(INSTRUCTIONS FOR THE TASK) The expected output is each line below containing "label", copied in full.

━━ PROVIDED DATA

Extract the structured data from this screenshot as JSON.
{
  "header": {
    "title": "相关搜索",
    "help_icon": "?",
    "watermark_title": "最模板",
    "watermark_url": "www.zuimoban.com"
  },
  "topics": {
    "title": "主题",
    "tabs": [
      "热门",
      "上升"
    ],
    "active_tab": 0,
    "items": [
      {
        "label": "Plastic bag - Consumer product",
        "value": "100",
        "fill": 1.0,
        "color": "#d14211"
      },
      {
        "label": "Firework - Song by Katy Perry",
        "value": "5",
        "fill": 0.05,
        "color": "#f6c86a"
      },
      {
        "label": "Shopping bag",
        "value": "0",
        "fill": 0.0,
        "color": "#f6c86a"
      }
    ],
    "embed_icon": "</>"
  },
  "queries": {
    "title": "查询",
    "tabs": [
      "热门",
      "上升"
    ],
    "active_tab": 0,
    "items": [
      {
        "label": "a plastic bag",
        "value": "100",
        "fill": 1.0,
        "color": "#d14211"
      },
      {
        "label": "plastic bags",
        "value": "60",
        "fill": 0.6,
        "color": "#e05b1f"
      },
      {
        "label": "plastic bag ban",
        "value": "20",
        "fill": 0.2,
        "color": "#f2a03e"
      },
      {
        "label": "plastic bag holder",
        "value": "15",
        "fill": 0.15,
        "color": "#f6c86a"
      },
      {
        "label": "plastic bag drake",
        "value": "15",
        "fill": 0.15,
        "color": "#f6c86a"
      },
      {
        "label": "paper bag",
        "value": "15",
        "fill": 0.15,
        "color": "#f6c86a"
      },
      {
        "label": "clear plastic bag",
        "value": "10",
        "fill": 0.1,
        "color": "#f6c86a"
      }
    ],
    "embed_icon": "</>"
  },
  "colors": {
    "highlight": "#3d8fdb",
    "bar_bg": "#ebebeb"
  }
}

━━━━

(SOLUTION)
        "label": "Plastic bag - Consumer product",
        "label": "Firework - Song by Katy Perry",
        "label": "Shopping bag",
        "label": "a plastic bag",
        "label": "plastic bags",
        "label": "plastic bag ban",
        "label": "plastic bag holder",
        "label": "plastic bag drake",
        "label": "paper bag",
        "label": "clear plastic bag",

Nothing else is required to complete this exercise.